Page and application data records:
Start of Block
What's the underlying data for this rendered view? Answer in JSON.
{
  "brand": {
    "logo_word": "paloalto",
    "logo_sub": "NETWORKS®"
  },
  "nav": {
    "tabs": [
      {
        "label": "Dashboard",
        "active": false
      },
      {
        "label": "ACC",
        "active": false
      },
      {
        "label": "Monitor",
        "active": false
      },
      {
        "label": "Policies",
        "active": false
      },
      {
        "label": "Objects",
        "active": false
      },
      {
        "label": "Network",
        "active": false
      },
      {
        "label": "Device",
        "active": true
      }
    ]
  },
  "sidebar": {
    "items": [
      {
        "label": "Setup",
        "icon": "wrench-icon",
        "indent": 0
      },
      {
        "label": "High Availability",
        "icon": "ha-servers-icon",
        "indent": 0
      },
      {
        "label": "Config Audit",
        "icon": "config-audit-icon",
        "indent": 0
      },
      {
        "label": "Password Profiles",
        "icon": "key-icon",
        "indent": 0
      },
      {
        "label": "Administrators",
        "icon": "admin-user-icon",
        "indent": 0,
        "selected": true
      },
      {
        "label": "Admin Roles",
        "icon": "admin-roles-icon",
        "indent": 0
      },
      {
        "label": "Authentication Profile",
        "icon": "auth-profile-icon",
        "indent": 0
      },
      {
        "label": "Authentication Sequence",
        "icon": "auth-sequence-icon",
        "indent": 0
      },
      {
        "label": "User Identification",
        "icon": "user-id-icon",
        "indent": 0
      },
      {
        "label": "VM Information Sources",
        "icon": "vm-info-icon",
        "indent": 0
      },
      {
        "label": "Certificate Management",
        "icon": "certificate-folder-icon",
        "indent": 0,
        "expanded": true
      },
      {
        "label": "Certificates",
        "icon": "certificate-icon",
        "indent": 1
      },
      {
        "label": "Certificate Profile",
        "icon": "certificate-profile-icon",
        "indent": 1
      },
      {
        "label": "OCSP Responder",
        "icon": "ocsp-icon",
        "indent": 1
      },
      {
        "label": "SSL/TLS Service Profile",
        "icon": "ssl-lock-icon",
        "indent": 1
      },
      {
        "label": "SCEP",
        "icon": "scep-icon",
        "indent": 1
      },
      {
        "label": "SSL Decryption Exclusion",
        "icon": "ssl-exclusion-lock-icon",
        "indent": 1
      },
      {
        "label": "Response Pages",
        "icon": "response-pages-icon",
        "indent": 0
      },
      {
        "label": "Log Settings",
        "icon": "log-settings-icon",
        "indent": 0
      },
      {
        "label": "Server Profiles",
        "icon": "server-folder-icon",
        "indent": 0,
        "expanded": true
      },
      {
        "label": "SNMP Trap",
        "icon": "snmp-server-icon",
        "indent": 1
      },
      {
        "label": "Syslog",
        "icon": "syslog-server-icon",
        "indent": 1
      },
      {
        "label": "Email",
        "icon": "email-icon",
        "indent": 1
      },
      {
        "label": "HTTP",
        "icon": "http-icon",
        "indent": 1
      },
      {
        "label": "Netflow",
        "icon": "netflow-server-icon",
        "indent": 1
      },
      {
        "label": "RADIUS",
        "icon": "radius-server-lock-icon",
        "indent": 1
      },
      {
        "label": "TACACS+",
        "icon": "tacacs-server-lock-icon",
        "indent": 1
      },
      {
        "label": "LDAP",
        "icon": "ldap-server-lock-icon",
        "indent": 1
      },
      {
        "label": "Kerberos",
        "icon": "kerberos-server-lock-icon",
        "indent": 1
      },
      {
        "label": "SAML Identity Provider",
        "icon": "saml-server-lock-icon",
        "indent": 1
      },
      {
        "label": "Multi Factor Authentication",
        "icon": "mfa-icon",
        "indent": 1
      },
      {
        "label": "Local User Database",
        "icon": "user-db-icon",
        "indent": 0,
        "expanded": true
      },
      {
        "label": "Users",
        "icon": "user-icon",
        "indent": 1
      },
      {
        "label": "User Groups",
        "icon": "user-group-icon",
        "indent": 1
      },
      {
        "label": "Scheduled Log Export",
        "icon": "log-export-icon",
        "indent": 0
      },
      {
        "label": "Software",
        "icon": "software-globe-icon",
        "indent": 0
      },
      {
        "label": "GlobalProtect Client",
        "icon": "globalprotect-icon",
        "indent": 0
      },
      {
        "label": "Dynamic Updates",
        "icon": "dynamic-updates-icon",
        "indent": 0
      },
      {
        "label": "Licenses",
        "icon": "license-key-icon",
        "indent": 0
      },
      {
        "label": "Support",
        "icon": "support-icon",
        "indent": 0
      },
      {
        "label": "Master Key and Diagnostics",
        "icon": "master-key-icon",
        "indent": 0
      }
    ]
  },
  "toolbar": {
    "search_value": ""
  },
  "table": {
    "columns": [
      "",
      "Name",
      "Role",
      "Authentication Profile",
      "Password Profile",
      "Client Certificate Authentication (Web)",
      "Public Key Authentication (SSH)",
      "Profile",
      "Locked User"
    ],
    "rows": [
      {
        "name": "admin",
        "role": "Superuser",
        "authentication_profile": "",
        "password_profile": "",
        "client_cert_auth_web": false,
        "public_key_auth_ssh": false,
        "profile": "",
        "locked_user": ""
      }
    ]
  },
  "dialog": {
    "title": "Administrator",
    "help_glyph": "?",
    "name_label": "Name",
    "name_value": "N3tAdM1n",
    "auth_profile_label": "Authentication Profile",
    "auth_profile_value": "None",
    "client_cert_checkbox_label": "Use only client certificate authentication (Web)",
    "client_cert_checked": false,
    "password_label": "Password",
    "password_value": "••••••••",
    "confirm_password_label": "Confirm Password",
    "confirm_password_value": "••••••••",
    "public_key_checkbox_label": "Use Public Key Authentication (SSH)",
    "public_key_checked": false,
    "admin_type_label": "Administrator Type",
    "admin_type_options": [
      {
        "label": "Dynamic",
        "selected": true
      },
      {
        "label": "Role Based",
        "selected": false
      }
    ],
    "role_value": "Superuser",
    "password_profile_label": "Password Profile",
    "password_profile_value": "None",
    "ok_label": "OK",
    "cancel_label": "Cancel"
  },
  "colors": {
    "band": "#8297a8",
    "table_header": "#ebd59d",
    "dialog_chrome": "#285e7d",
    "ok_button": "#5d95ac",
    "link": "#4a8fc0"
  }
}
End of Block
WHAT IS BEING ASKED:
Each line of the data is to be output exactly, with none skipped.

TASK SOLUTION:
What's the underlying data for this rendered view? Answer in JSON.
{
  "brand": {
    "logo_word": "paloalto",
    "logo_sub": "NETWORKS®"
  },
  "nav": {
    "tabs": [
      {
        "label": "Dashboard",
        "active": false
      },
      {
        "label": "ACC",
        "active": false
      },
      {
        "label": "Monitor",
        "active": false
      },
      {
        "label": "Policies",
        "active": false
      },
      {
        "label": "Objects",
        "active": false
      },
      {
        "label": "Network",
        "active": false
      },
      {
        "label": "Device",
        "active": true
      }
    ]
  },
  "sidebar": {
    "items": [
      {
        "label": "Setup",
        "icon": "wrench-icon",
        "indent": 0
      },
      {
        "label": "High Availability",
        "icon": "ha-servers-icon",
        "indent": 0
      },
      {
        "label": "Config Audit",
        "icon": "config-audit-icon",
        "indent": 0
      },
      {
        "label": "Password Profiles",
        "icon": "key-icon",
        "indent": 0
      },
      {
        "label": "Administrators",
        "icon": "admin-user-icon",
        "indent": 0,
        "selected": true
      },
      {
        "label": "Admin Roles",
        "icon": "admin-roles-icon",
        "indent": 0
      },
      {
        "label": "Authentication Profile",
        "icon": "auth-profile-icon",
        "indent": 0
      },
      {
        "label": "Authentication Sequence",
        "icon": "auth-sequence-icon",
        "indent": 0
      },
      {
        "label": "User Identification",
        "icon": "user-id-icon",
        "indent": 0
      },
      {
        "label": "VM Information Sources",
        "icon": "vm-info-icon",
        "indent": 0
      },
      {
        "label": "Certificate Management",
        "icon": "certificate-folder-icon",
        "indent": 0,
        "expanded": true
      },
      {
        "label": "Certificates",
        "icon": "certificate-icon",
        "indent": 1
      },
      {
        "label": "Certificate Profile",
        "icon": "certificate-profile-icon",
        "indent": 1
      },
      {
        "label": "OCSP Responder",
        "icon": "ocsp-icon",
        "indent": 1
      },
      {
        "label": "SSL/TLS Service Profile",
        "icon": "ssl-lock-icon",
        "indent": 1
      },
      {
        "label": "SCEP",
        "icon": "scep-icon",
        "indent": 1
      },
      {
        "label": "SSL Decryption Exclusion",
        "icon": "ssl-exclusion-lock-icon",
        "indent": 1
      },
      {
        "label": "Response Pages",
        "icon": "response-pages-icon",
        "indent": 0
      },
      {
        "label": "Log Settings",
        "icon": "log-settings-icon",
        "indent": 0
      },
      {
        "label": "Server Profiles",
        "icon": "server-folder-icon",
        "indent": 0,
        "expanded": true
      },
      {
        "label": "SNMP Trap",
        "icon": "snmp-server-icon",
        "indent": 1
      },
      {
        "label": "Syslog",
        "icon": "syslog-server-icon",
        "indent": 1
      },
      {
        "label": "Email",
        "icon": "email-icon",
        "indent": 1
      },
      {
        "label": "HTTP",
        "icon": "http-icon",
        "indent": 1
      },
      {
        "label": "Netflow",
        "icon": "netflow-server-icon",
        "indent": 1
      },
      {
        "label": "RADIUS",
        "icon": "radius-server-lock-icon",
        "indent": 1
      },
      {
        "label": "TACACS+",
        "icon": "tacacs-server-lock-icon",
        "indent": 1
      },
      {
        "label": "LDAP",
        "icon": "ldap-server-lock-icon",
        "indent": 1
      },
      {
        "label": "Kerberos",
        "icon": "kerberos-server-lock-icon",
        "indent": 1
      },
      {
        "label": "SAML Identity Provider",
        "icon": "saml-server-lock-icon",
        "indent": 1
      },
      {
        "label": "Multi Factor Authentication",
        "icon": "mfa-icon",
        "indent": 1
      },
      {
        "label": "Local User Database",
        "icon": "user-db-icon",
        "indent": 0,
        "expanded": true
      },
      {
        "label": "Users",
        "icon": "user-icon",
        "indent": 1
      },
      {
        "label": "User Groups",
        "icon": "user-group-icon",
        "indent": 1
      },
      {
        "label": "Scheduled Log Export",
        "icon": "log-export-icon",
        "indent": 0
      },
      {
        "label": "Software",
        "icon": "software-globe-icon",
        "indent": 0
      },
      {
        "label": "GlobalProtect Client",
        "icon": "globalprotect-icon",
        "indent": 0
      },
      {
        "label": "Dynamic Updates",
        "icon": "dynamic-updates-icon",
        "indent": 0
      },
      {
        "label": "Licenses",
        "icon": "license-key-icon",
        "indent": 0
      },
      {
        "label": "Support",
        "icon": "support-icon",
        "indent": 0
      },
      {
        "label": "Master Key and Diagnostics",
        "icon": "master-key-icon",
        "indent": 0
      }
    ]
  },
  "toolbar": {
    "search_value": ""
  },
  "table": {
    "columns": [
      "",
      "Name",
      "Role",
      "Authentication Profile",
      "Password Profile",
      "Client Certificate Authentication (Web)",
      "Public Key Authentication (SSH)",
      "Profile",
      "Locked User"
    ],
    "rows": [
      {
        "name": "admin",
        "role": "Superuser",
        "authentication_profile": "",
        "password_profile": "",
        "client_cert_auth_web": false,
        "public_key_auth_ssh": false,
        "profile": "",
        "locked_user": ""
      }
    ]
  },
  "dialog": {
    "title": "Administrator",
    "help_glyph": "?",
    "name_label": "Name",
    "name_value": "N3tAdM1n",
    "auth_profile_label": "Authentication Profile",
    "auth_profile_value": "None",
    "client_cert_checkbox_label": "Use only client certificate authentication (Web)",
    "client_cert_checked": false,
    "password_label": "Password",
    "password_value": "••••••••",
    "confirm_password_label": "Confirm Password",
    "confirm_password_value": "••••••••",
    "public_key_checkbox_label": "Use Public Key Authentication (SSH)",
    "public_key_checked": false,
    "admin_type_label": "Administrator Type",
    "admin_type_options": [
      {
        "label": "Dynamic",
        "selected": true
      },
      {
        "label": "Role Based",
        "selected": false
      }
    ],
    "role_value": "Superuser",
    "password_profile_label": "Password Profile",
    "password_profile_value": "None",
    "ok_label": "OK",
    "cancel_label": "Cancel"
  },
  "colors": {
    "band": "#8297a8",
    "table_header": "#ebd59d",
    "dialog_chrome": "#285e7d",
    "ok_button": "#5d95ac",
    "link": "#4a8fc0"
  }
}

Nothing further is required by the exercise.